> **What needs to be done**:
Every line containing the word "size" is to be copied from the data below.

> **Data excerpts**:

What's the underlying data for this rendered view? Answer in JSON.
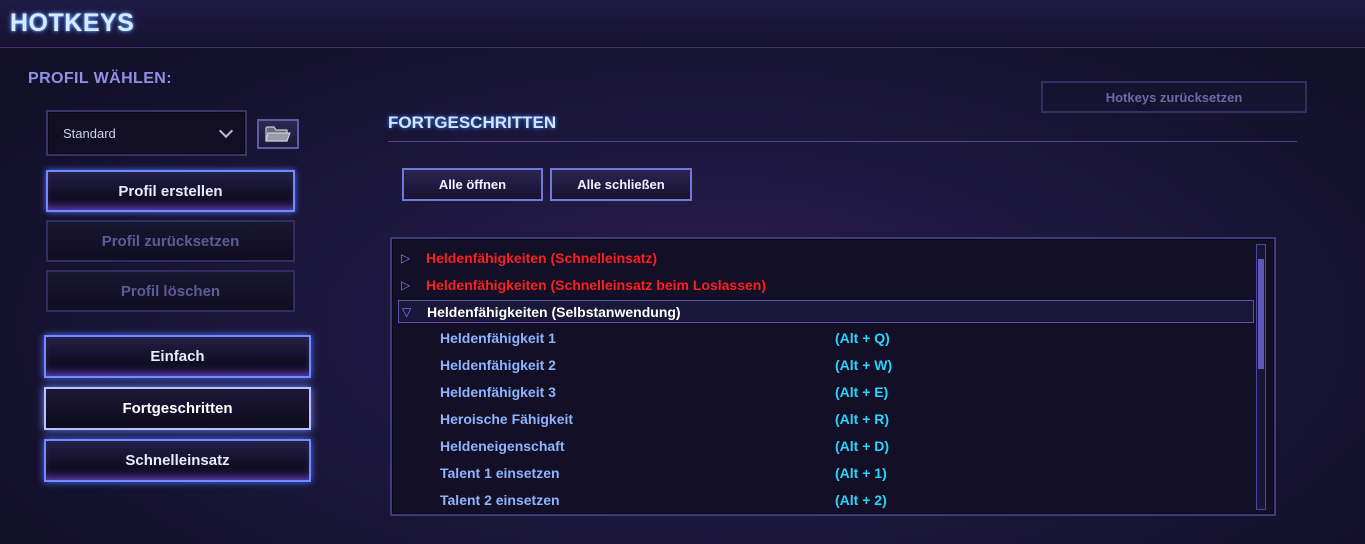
{
  "header": {
    "title": "HOTKEYS"
  },
  "profile": {
    "section_label": "PROFIL WÄHLEN:",
    "selected": "Standard",
    "buttons": {
      "create": "Profil erstellen",
      "reset": "Profil zurücksetzen",
      "delete": "Profil löschen"
    }
  },
  "modes": {
    "simple": "Einfach",
    "advanced": "Fortgeschritten",
    "quickcast": "Schnelleinsatz"
  },
  "reset_hotkeys": "Hotkeys zurücksetzen",
  "panel": {
    "title": "FORTGESCHRITTEN",
    "open_all": "Alle öffnen",
    "close_all": "Alle schließen"
  },
  "list": {
    "categories": [
      {
        "label": "Heldenfähigkeiten (Schnelleinsatz)",
        "state": "collapsed"
      },
      {
        "label": "Heldenfähigkeiten (Schnelleinsatz beim Loslassen)",
        "state": "collapsed"
      },
      {
        "label": "Heldenfähigkeiten (Selbstanwendung)",
        "state": "expanded"
      }
    ],
    "items": [
      {
        "name": "Heldenfähigkeit 1",
        "key": "(Alt + Q)"
      },
      {
        "name": "Heldenfähigkeit 2",
        "key": "(Alt + W)"
      },
      {
        "name": "Heldenfähigkeit 3",
        "key": "(Alt + E)"
      },
      {
        "name": "Heroische Fähigkeit",
        "key": "(Alt + R)"
      },
      {
        "name": "Heldeneigenschaft",
        "key": "(Alt + D)"
      },
      {
        "name": "Talent 1 einsetzen",
        "key": "(Alt + 1)"
      },
      {
        "name": "Talent 2 einsetzen",
        "key": "(Alt + 2)"
      }
    ],
    "scroll_position": 0.05
  },
  "colors": {
    "accent_blue": "#6f8cff",
    "category_red": "#ff1e1e",
    "item_name": "#8fb3ff",
    "key_cyan": "#26d6ff"
  }
}
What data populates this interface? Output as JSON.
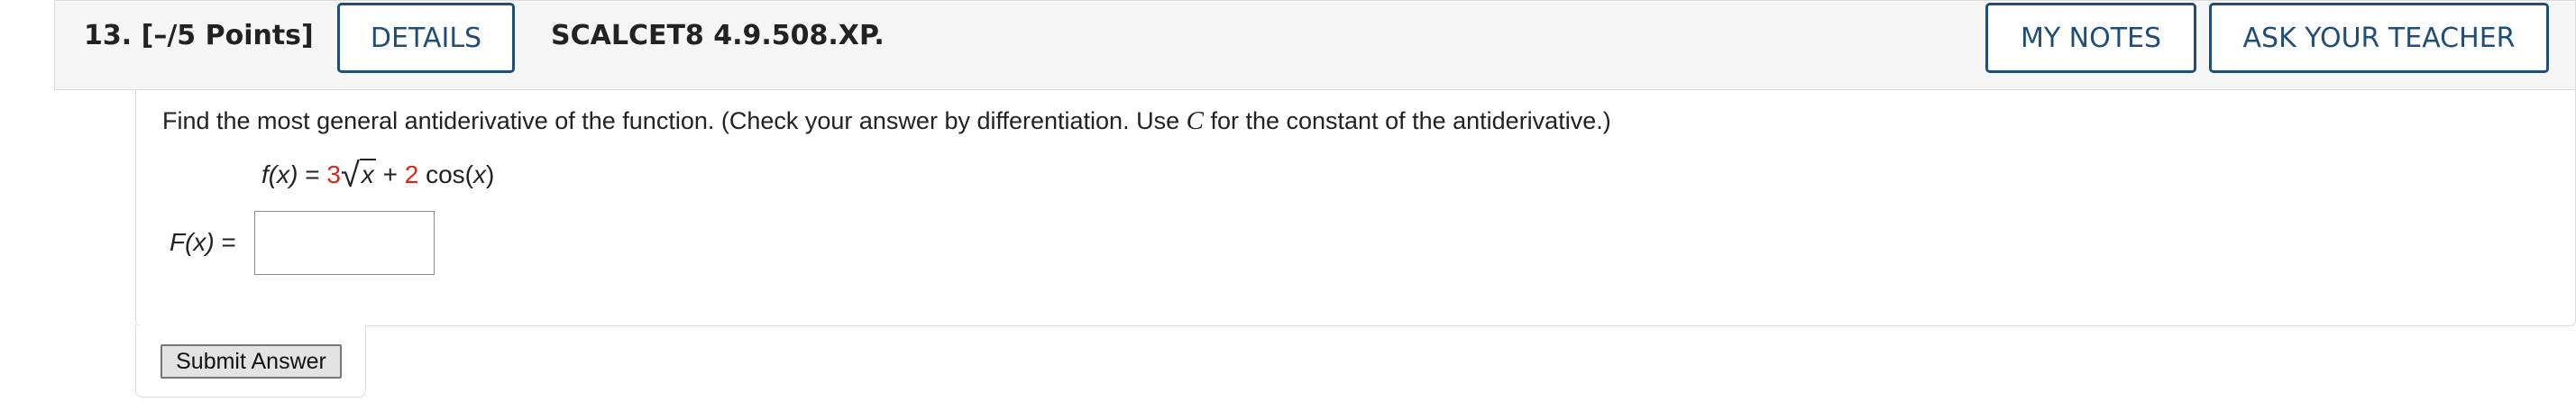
{
  "header": {
    "question_number": "13.",
    "points": "[–/5 Points]",
    "details_button": "DETAILS",
    "question_code": "SCALCET8 4.9.508.XP.",
    "my_notes_button": "MY NOTES",
    "ask_teacher_button": "ASK YOUR TEACHER"
  },
  "question": {
    "instructions_pre": "Find the most general antiderivative of the function. (Check your answer by differentiation. Use ",
    "constant_symbol": "C",
    "instructions_post": " for the constant of the antiderivative.)",
    "function_lhs": "f(x)",
    "equals": " = ",
    "coef1": "3",
    "radicand": "x",
    "plus": " + ",
    "coef2": "2",
    "trig": " cos(",
    "trig_arg": "x",
    "trig_close": ")"
  },
  "answer": {
    "label": "F(x)",
    "equals": " =",
    "value": ""
  },
  "submit_button": "Submit Answer",
  "colors": {
    "accent": "#1f4e79",
    "highlight_red": "#d42a1b",
    "header_bg": "#f6f6f6"
  }
}
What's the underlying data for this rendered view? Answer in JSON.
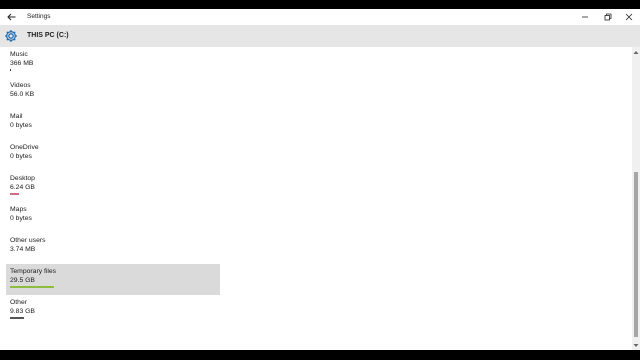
{
  "window": {
    "title": "Settings"
  },
  "header": {
    "title": "THIS PC (C:)"
  },
  "colors": {
    "header_bg": "#e6e6e6",
    "selected_bg": "#dadada",
    "scroll_thumb": "#a6a6a6"
  },
  "icons": {
    "back": "arrow-left-icon",
    "minimize": "minimize-icon",
    "maximize": "restore-icon",
    "close": "close-icon",
    "settings": "gear-icon"
  },
  "storage_items": [
    {
      "label": "Music",
      "size": "366 MB",
      "usage_fraction": 0.005,
      "bar_color": "#3a3a3a"
    },
    {
      "label": "Videos",
      "size": "56.0 KB",
      "usage_fraction": 0,
      "bar_color": "#3a3a3a"
    },
    {
      "label": "Mail",
      "size": "0 bytes",
      "usage_fraction": 0,
      "bar_color": "#3a3a3a"
    },
    {
      "label": "OneDrive",
      "size": "0 bytes",
      "usage_fraction": 0,
      "bar_color": "#3a3a3a"
    },
    {
      "label": "Desktop",
      "size": "6.24 GB",
      "usage_fraction": 0.045,
      "bar_color": "#d16b87"
    },
    {
      "label": "Maps",
      "size": "0 bytes",
      "usage_fraction": 0,
      "bar_color": "#3a3a3a"
    },
    {
      "label": "Other users",
      "size": "3.74 MB",
      "usage_fraction": 0,
      "bar_color": "#3a3a3a"
    },
    {
      "label": "Temporary files",
      "size": "29.5 GB",
      "usage_fraction": 0.215,
      "bar_color": "#8cbd3f",
      "selected": true
    },
    {
      "label": "Other",
      "size": "9.83 GB",
      "usage_fraction": 0.07,
      "bar_color": "#555555"
    }
  ]
}
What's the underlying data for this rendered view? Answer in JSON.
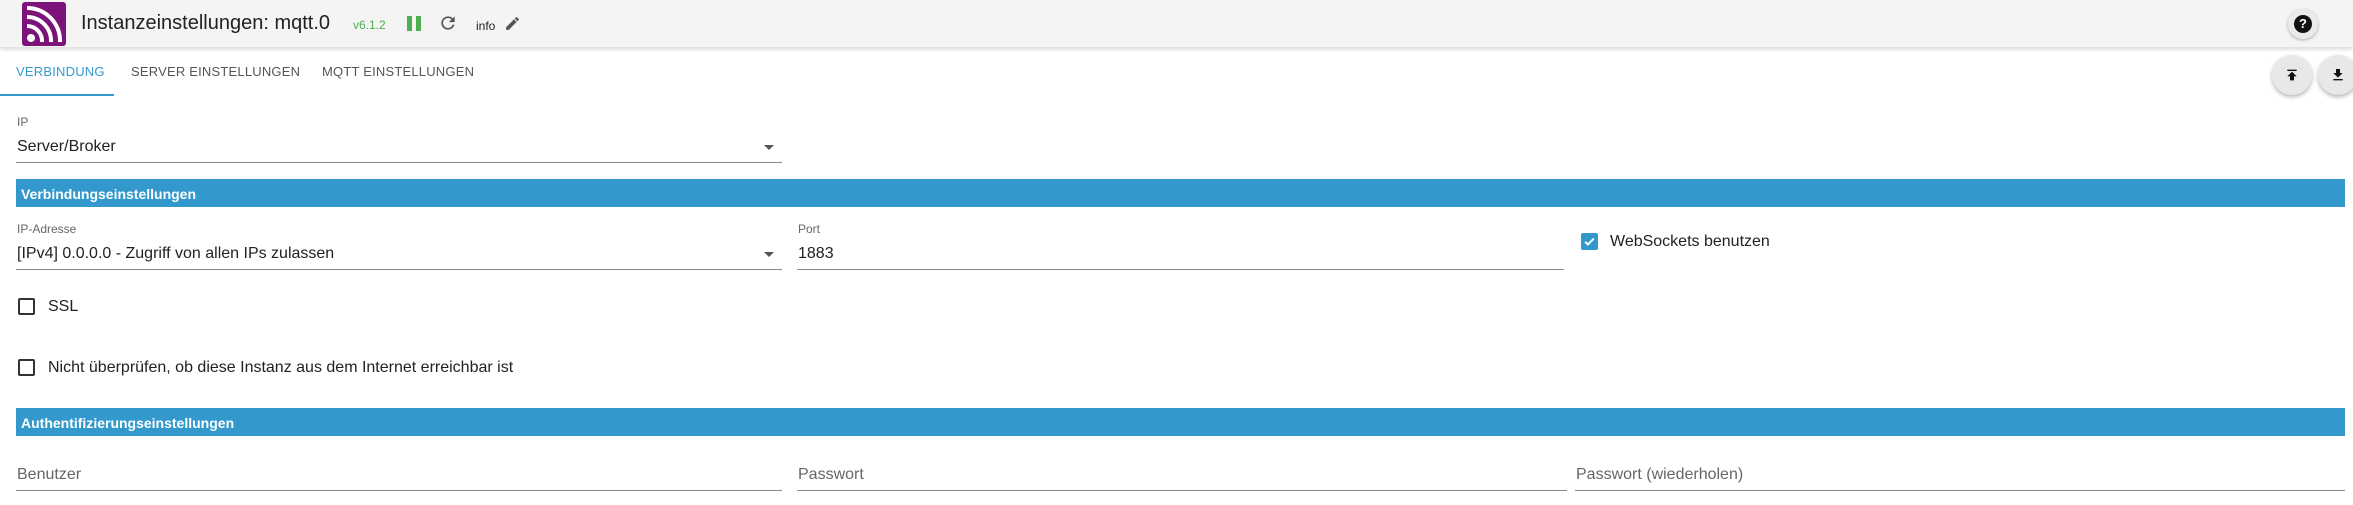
{
  "header": {
    "title": "Instanzeinstellungen: mqtt.0",
    "version": "v6.1.2",
    "info": "info",
    "icons": [
      "app-logo-icon",
      "pause-icon",
      "reload-icon",
      "pencil-icon",
      "help-icon"
    ]
  },
  "tabs": [
    {
      "label": "Verbindung",
      "active": true
    },
    {
      "label": "Server Einstellungen",
      "active": false
    },
    {
      "label": "MQTT Einstellungen",
      "active": false
    }
  ],
  "toolbar": {
    "upload_icon": "upload-icon",
    "download_icon": "download-icon"
  },
  "form": {
    "ip_type": {
      "label": "IP",
      "value": "Server/Broker"
    },
    "section_connection": "Verbindungseinstellungen",
    "ip_address": {
      "label": "IP-Adresse",
      "value": "[IPv4] 0.0.0.0 - Zugriff von allen IPs zulassen"
    },
    "port": {
      "label": "Port",
      "value": "1883"
    },
    "websockets": {
      "label": "WebSockets benutzen",
      "checked": true
    },
    "ssl": {
      "label": "SSL",
      "checked": false
    },
    "no_check": {
      "label": "Nicht überprüfen, ob diese Instanz aus dem Internet erreichbar ist",
      "checked": false
    },
    "section_auth": "Authentifizierungseinstellungen",
    "user": {
      "placeholder": "Benutzer"
    },
    "password": {
      "placeholder": "Passwort"
    },
    "password_repeat": {
      "placeholder": "Passwort (wiederholen)"
    }
  },
  "colors": {
    "accent": "#3399cc",
    "status_green": "#4caf50",
    "logo_purple": "#7b1378"
  }
}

> **Task answer**:
      "size": "366 MB",
      "size": "56.0 KB",
      "size": "0 bytes",
      "size": "0 bytes",
      "size": "6.24 GB",
      "size": "0 bytes",
      "size": "3.74 MB",
      "size": "29.5 GB",
      "size": "9.83 GB",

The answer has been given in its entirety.